As the Imperial Russian Ballet, the company premiered numerous ballets by choreographer Marius Petipa. A number of his ballets now form the basis of the traditional classical ballet repertoire, performed by ballet companies around the world, and often retaining much of Petipa's choreography. These ballets include the original productions of The Nutcracker, The Sleeping Beauty, Don Quixote, La Bayadère, and Raymonda; and popular revivals of older ballets, including Coppélia, Giselle, and Le Corsaire. Petipa's revival of the ballet Swan Lake is perhaps his most famous work for the company. Originally choreographed by Julius Reisinger for the Bolshoi Theatre in 1877, Swan Lake was initially a critical and commercial failure. Petipa sought to revive the ballet with the blessing of Pyotr Ilyich Tchaikovsky, but the composer died before the new ballet was created. Petipa consequently worked with his brother Modest Tchaikovsky, who significantly revised the story and rewrote the libretto to the version now commonly performed. The production was choreographed by Petipa and his collaborator Lev Ivanov.
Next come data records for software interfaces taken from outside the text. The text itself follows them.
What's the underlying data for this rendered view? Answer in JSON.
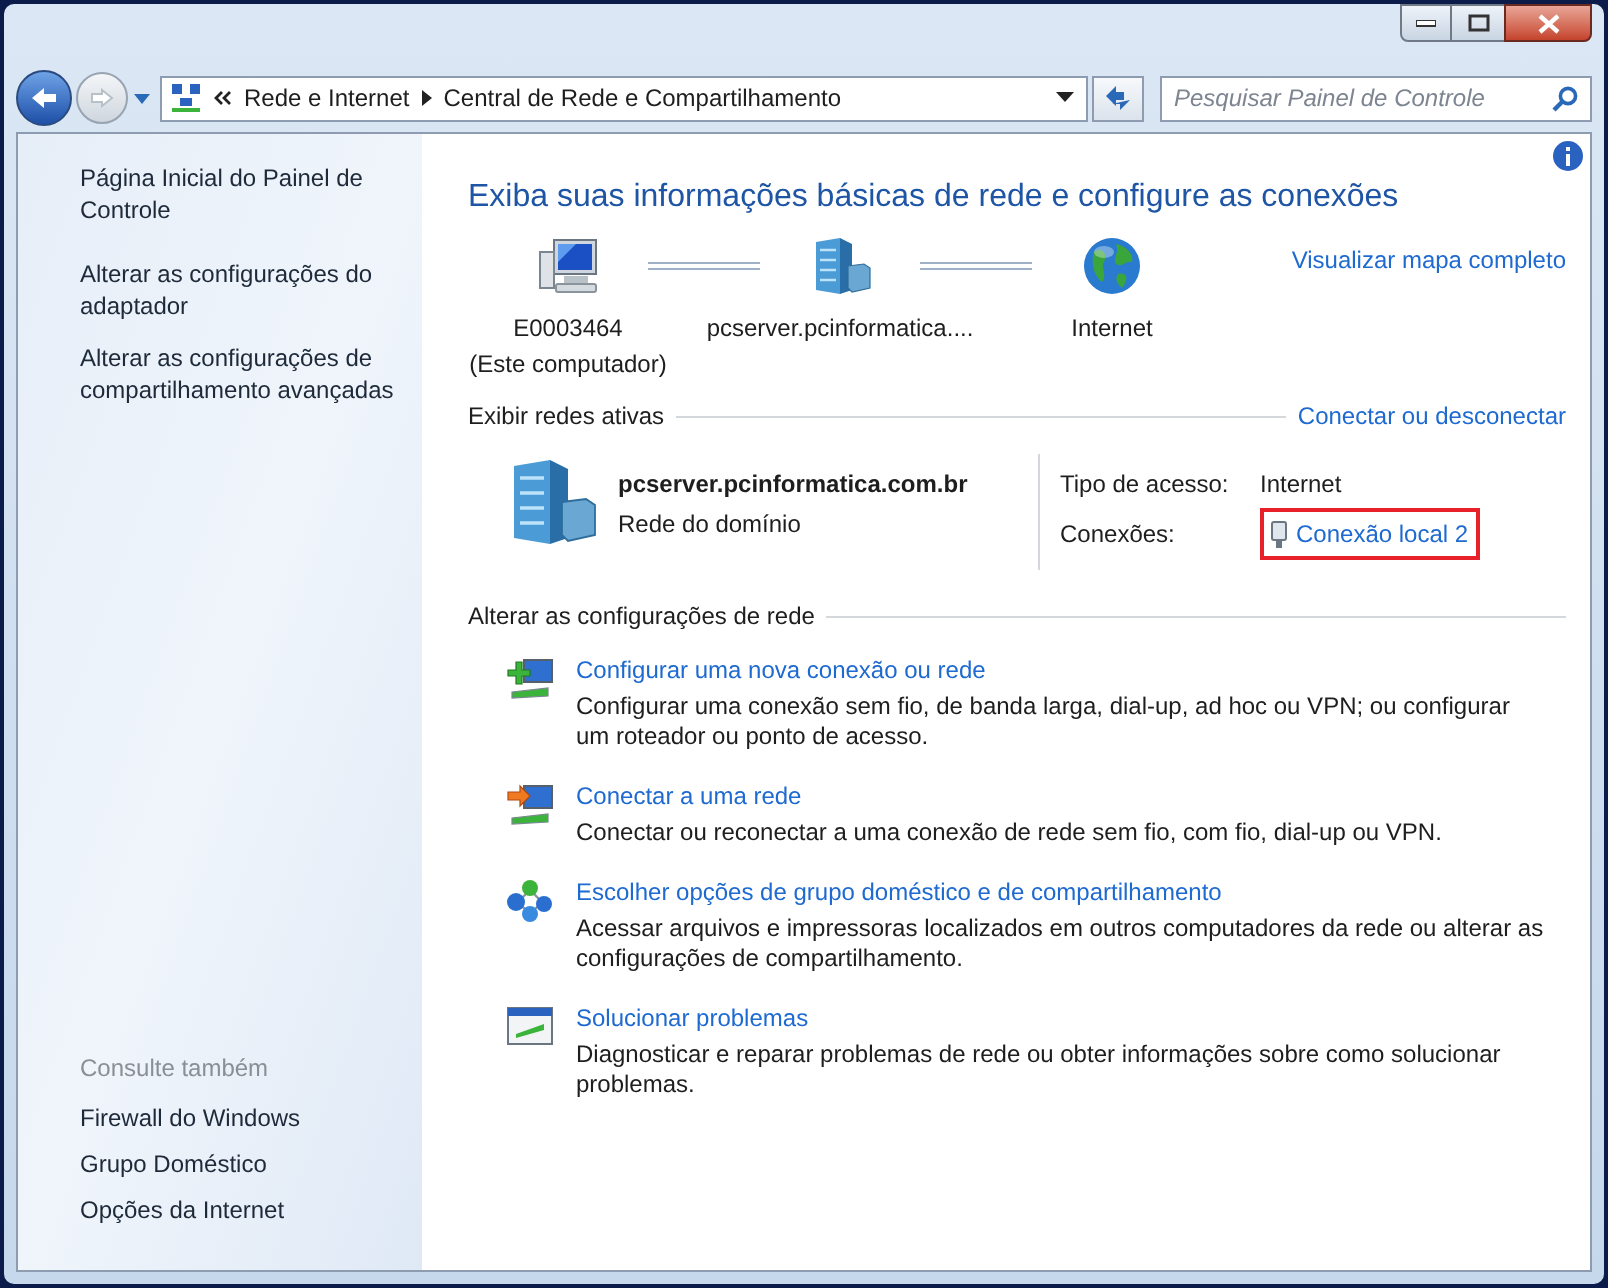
{
  "address_bar": {
    "breadcrumbs": [
      "Rede e Internet",
      "Central de Rede e Compartilhamento"
    ],
    "search": {
      "placeholder": "Pesquisar Painel de Controle"
    }
  },
  "sidebar": {
    "links": [
      "Página Inicial do Painel de Controle",
      "Alterar as configurações do adaptador",
      "Alterar as configurações de compartilhamento avançadas"
    ],
    "see_also": {
      "title": "Consulte também",
      "links": [
        "Firewall do Windows",
        "Grupo Doméstico",
        "Opções da Internet"
      ]
    }
  },
  "main": {
    "title": "Exiba suas informações básicas de rede e configure as conexões",
    "map": {
      "link": "Visualizar mapa completo",
      "nodes": [
        {
          "kind": "computer",
          "label": "E0003464",
          "sublabel": "(Este computador)"
        },
        {
          "kind": "server",
          "label": "pcserver.pcinformatica...."
        },
        {
          "kind": "globe",
          "label": "Internet"
        }
      ]
    },
    "active_networks": {
      "title": "Exibir redes ativas",
      "link": "Conectar ou desconectar",
      "network": {
        "name": "pcserver.pcinformatica.com.br",
        "type": "Rede do domínio"
      },
      "properties": [
        {
          "kind": "text",
          "label": "Tipo de acesso:",
          "value": "Internet",
          "highlighted": false
        },
        {
          "kind": "link",
          "label": "Conexões:",
          "value": "Conexão local 2",
          "highlighted": true
        }
      ]
    },
    "change_settings": {
      "title": "Alterar as configurações de rede",
      "tasks": [
        {
          "kind": "new-connection",
          "title": "Configurar uma nova conexão ou rede",
          "description": "Configurar uma conexão sem fio, de banda larga, dial-up, ad hoc ou VPN; ou configurar um roteador ou ponto de acesso."
        },
        {
          "kind": "connect",
          "title": "Conectar a uma rede",
          "description": "Conectar ou reconectar a uma conexão de rede sem fio, com fio, dial-up ou VPN."
        },
        {
          "kind": "homegroup",
          "title": "Escolher opções de grupo doméstico e de compartilhamento",
          "description": "Acessar arquivos e impressoras localizados em outros computadores da rede ou alterar as configurações de compartilhamento."
        },
        {
          "kind": "troubleshoot",
          "title": "Solucionar problemas",
          "description": "Diagnosticar e reparar problemas de rede ou obter informações sobre como solucionar problemas."
        }
      ]
    }
  }
}
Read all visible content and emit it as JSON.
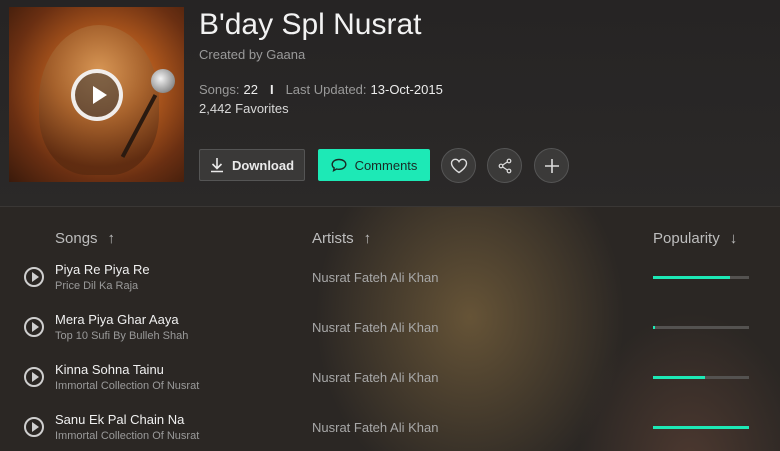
{
  "playlist": {
    "title": "B'day Spl Nusrat",
    "created_by": "Created by Gaana",
    "songs_label": "Songs:",
    "songs_count": "22",
    "separator": "I",
    "updated_label": "Last Updated:",
    "updated_value": "13-Oct-2015",
    "favorites": "2,442 Favorites"
  },
  "actions": {
    "download_label": "Download",
    "comments_label": "Comments"
  },
  "colors": {
    "accent": "#1de9b6",
    "background": "#2a2623"
  },
  "table": {
    "headers": {
      "songs": "Songs",
      "artists": "Artists",
      "popularity": "Popularity",
      "songs_sort": "↑",
      "artists_sort": "↑",
      "popularity_sort": "↓"
    },
    "rows": [
      {
        "song": "Piya Re Piya Re",
        "album": "Price Dil Ka Raja",
        "artist": "Nusrat Fateh Ali Khan",
        "popularity": 0.8
      },
      {
        "song": "Mera Piya Ghar Aaya",
        "album": "Top 10 Sufi By Bulleh Shah",
        "artist": "Nusrat Fateh Ali Khan",
        "popularity": 0.02
      },
      {
        "song": "Kinna Sohna Tainu",
        "album": "Immortal Collection Of Nusrat",
        "artist": "Nusrat Fateh Ali Khan",
        "popularity": 0.54
      },
      {
        "song": "Sanu Ek Pal Chain Na",
        "album": "Immortal Collection Of Nusrat",
        "artist": "Nusrat Fateh Ali Khan",
        "popularity": 1.0
      }
    ]
  }
}
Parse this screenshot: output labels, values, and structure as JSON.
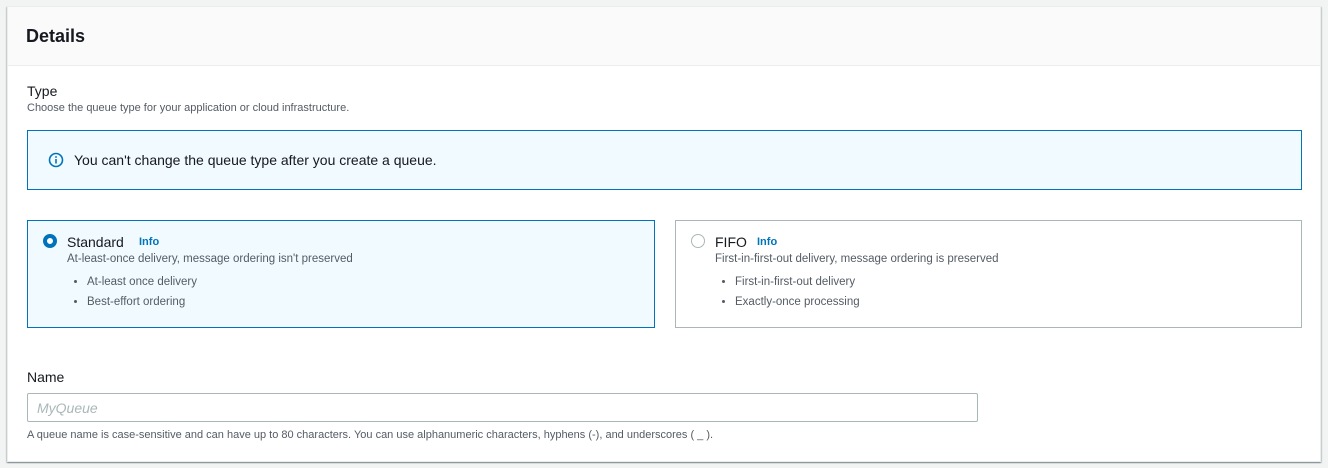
{
  "panel": {
    "title": "Details"
  },
  "type_section": {
    "label": "Type",
    "description": "Choose the queue type for your application or cloud infrastructure.",
    "alert": {
      "icon": "info-circle-icon",
      "text": "You can't change the queue type after you create a queue."
    },
    "options": [
      {
        "title": "Standard",
        "info_link": "Info",
        "selected": true,
        "description": "At-least-once delivery, message ordering isn't preserved",
        "features": [
          "At-least once delivery",
          "Best-effort ordering"
        ]
      },
      {
        "title": "FIFO",
        "info_link": "Info",
        "selected": false,
        "description": "First-in-first-out delivery, message ordering is preserved",
        "features": [
          "First-in-first-out delivery",
          "Exactly-once processing"
        ]
      }
    ]
  },
  "name_section": {
    "label": "Name",
    "value": "",
    "placeholder": "MyQueue",
    "hint": "A queue name is case-sensitive and can have up to 80 characters. You can use alphanumeric characters, hyphens (-), and underscores ( _ )."
  },
  "colors": {
    "accent": "#0073bb",
    "selected_background": "#f1faff",
    "border": "#aab7b8",
    "secondary_text": "#545b64"
  }
}
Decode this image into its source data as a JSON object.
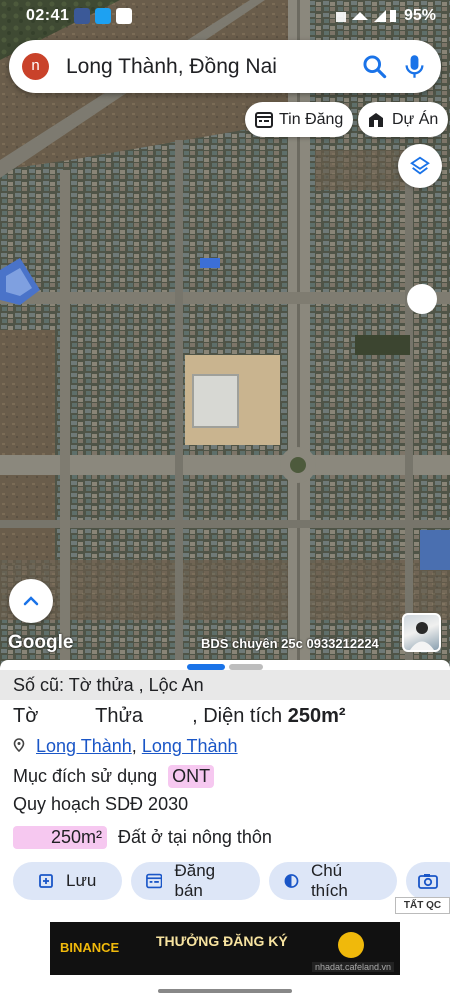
{
  "status_bar": {
    "time": "02:41",
    "battery": "95%"
  },
  "search": {
    "avatar_letter": "n",
    "query": "Long Thành, Đồng Nai"
  },
  "chips": {
    "listings": "Tin Đăng",
    "projects": "Dự Án"
  },
  "map": {
    "logo": "Google",
    "agent_label": "BDS chuyên 25c 0933212224"
  },
  "parcel": {
    "old_info": "Số cũ: Tờ      thửa      , Lộc An",
    "sheet_prefix": "Tờ",
    "plot_prefix": "Thửa",
    "area_prefix": ", Diện tích",
    "area_value": "250m²",
    "location_district": "Long Thành",
    "location_separator": ",",
    "location_city": "Long Thành",
    "purpose_label": "Mục đích sử dụng",
    "purpose_code": "ONT",
    "planning_label": "Quy hoạch SDĐ 2030",
    "planning_area": "250m²",
    "planning_desc": "Đất ở tại nông thôn"
  },
  "actions": {
    "save": "Lưu",
    "post_sale": "Đăng bán",
    "legend": "Chú thích"
  },
  "ad": {
    "tag": "TẤT QC",
    "brand": "BINANCE",
    "promo": "THƯỞNG ĐĂNG KÝ",
    "source": "nhadat.cafeland.vn"
  },
  "colors": {
    "accent_blue": "#1a73e8",
    "chip_pink": "#f6c8f0",
    "action_bg": "#dde6f7"
  }
}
Premiering at the Mariinsky Theatre in 1895, the Petipa/Ivanov/Tchaikovsky production of Swan Lake was a success.

Kirov Ballet logo used by Victor Hachhauser, promoting the Mariinsky Ballet in London
Kirov Ballet logo used by Victor Hachhauser, promoting the Mariinsky Ballet in London

Following the Russian Revolution, the Soviet government decided that the ballet school and company were unwanted symbols of the tsarist regime and closed them both. The ballet company was the first to be re-established, becoming in 1920 known as the State Academic Theatre of Opera and Ballet, with the school re-opening later in 1924 as the Leningrad State Choreographic School, both in their previous locations.

After the assassination of prominent Soviet figure Sergey Kirov in 1934, the Soviet Ballet was renamed the Kirov Ballet in 1935,[1] a name which is still sometimes incorrectly used. After the end of Communist rule, the ballet company and opera company were renamed for the theatre, becoming in 1992 the Mariinsky Ballet and Mariinsky Opera. Both companies are now run by the theatre itself.

Today

The Director of the Mariinsky Ballet is Yuri Fateyev.

Repertoire

[2]

Dancers

The basis of the Mariinsky Ballet consists of the following artists:[3]

Principals

First Soloists

Second Soloists

Character Soloists

Coryphees

Notable dancers

See also

References

  1. ^ Masters, John. "Patrons gorging at Expo's culture banquet." Toronto Star, 24 May 1986. Page F.3
  2. ^ "BALLET". www.mariinsky.ru.
  3. ^ "Soloists of the ballet company". Mariinsky Theatre. Retrieved 2017-01-02.